Supplied records START

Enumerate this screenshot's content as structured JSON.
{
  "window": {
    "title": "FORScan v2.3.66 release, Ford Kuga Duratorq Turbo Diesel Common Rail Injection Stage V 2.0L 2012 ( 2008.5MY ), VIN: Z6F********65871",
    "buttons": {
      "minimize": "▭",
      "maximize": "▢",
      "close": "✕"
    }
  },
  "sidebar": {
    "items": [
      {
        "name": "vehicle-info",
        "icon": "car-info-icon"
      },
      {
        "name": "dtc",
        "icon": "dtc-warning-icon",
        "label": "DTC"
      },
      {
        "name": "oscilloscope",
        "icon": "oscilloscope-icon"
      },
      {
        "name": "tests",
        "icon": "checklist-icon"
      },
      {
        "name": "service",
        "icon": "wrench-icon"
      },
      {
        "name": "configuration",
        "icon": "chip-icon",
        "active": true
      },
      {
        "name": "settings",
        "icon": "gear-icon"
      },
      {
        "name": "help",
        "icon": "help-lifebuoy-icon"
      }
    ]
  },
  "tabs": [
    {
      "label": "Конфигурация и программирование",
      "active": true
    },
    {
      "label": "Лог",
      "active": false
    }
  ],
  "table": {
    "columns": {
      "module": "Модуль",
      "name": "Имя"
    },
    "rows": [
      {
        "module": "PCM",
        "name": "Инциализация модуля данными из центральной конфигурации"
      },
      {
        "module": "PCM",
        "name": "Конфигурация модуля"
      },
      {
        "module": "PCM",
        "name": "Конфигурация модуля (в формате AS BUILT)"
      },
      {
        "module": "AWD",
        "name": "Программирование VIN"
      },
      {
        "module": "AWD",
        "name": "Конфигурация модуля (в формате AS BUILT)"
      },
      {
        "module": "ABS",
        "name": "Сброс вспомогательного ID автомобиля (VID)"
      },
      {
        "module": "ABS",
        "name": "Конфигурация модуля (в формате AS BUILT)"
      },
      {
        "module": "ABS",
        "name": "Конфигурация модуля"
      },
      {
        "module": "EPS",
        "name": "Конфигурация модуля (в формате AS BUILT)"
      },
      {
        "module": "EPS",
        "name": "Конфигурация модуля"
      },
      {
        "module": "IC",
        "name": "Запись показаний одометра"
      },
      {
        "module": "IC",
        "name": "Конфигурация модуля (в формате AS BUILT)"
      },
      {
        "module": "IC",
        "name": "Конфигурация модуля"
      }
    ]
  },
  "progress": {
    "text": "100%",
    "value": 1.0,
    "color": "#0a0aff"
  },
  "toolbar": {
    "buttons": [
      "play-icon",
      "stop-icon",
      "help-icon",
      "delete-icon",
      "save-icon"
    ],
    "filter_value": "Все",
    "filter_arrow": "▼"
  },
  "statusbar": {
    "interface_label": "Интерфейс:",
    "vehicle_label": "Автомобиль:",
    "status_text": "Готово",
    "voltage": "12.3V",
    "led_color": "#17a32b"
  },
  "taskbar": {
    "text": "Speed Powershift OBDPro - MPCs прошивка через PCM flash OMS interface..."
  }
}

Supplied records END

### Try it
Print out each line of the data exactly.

### Output of the exercise
Enumerate this screenshot's content as structured JSON.
{
  "window": {
    "title": "FORScan v2.3.66 release, Ford Kuga Duratorq Turbo Diesel Common Rail Injection Stage V 2.0L 2012 ( 2008.5MY ), VIN: Z6F********65871",
    "buttons": {
      "minimize": "▭",
      "maximize": "▢",
      "close": "✕"
    }
  },
  "sidebar": {
    "items": [
      {
        "name": "vehicle-info",
        "icon": "car-info-icon"
      },
      {
        "name": "dtc",
        "icon": "dtc-warning-icon",
        "label": "DTC"
      },
      {
        "name": "oscilloscope",
        "icon": "oscilloscope-icon"
      },
      {
        "name": "tests",
        "icon": "checklist-icon"
      },
      {
        "name": "service",
        "icon": "wrench-icon"
      },
      {
        "name": "configuration",
        "icon": "chip-icon",
        "active": true
      },
      {
        "name": "settings",
        "icon": "gear-icon"
      },
      {
        "name": "help",
        "icon": "help-lifebuoy-icon"
      }
    ]
  },
  "tabs": [
    {
      "label": "Конфигурация и программирование",
      "active": true
    },
    {
      "label": "Лог",
      "active": false
    }
  ],
  "table": {
    "columns": {
      "module": "Модуль",
      "name": "Имя"
    },
    "rows": [
      {
        "module": "PCM",
        "name": "Инциализация модуля данными из центральной конфигурации"
      },
      {
        "module": "PCM",
        "name": "Конфигурация модуля"
      },
      {
        "module": "PCM",
        "name": "Конфигурация модуля (в формате AS BUILT)"
      },
      {
        "module": "AWD",
        "name": "Программирование VIN"
      },
      {
        "module": "AWD",
        "name": "Конфигурация модуля (в формате AS BUILT)"
      },
      {
        "module": "ABS",
        "name": "Сброс вспомогательного ID автомобиля (VID)"
      },
      {
        "module": "ABS",
        "name": "Конфигурация модуля (в формате AS BUILT)"
      },
      {
        "module": "ABS",
        "name": "Конфигурация модуля"
      },
      {
        "module": "EPS",
        "name": "Конфигурация модуля (в формате AS BUILT)"
      },
      {
        "module": "EPS",
        "name": "Конфигурация модуля"
      },
      {
        "module": "IC",
        "name": "Запись показаний одометра"
      },
      {
        "module": "IC",
        "name": "Конфигурация модуля (в формате AS BUILT)"
      },
      {
        "module": "IC",
        "name": "Конфигурация модуля"
      }
    ]
  },
  "progress": {
    "text": "100%",
    "value": 1.0,
    "color": "#0a0aff"
  },
  "toolbar": {
    "buttons": [
      "play-icon",
      "stop-icon",
      "help-icon",
      "delete-icon",
      "save-icon"
    ],
    "filter_value": "Все",
    "filter_arrow": "▼"
  },
  "statusbar": {
    "interface_label": "Интерфейс:",
    "vehicle_label": "Автомобиль:",
    "status_text": "Готово",
    "voltage": "12.3V",
    "led_color": "#17a32b"
  },
  "taskbar": {
    "text": "Speed Powershift OBDPro - MPCs прошивка через PCM flash OMS interface..."
  }
}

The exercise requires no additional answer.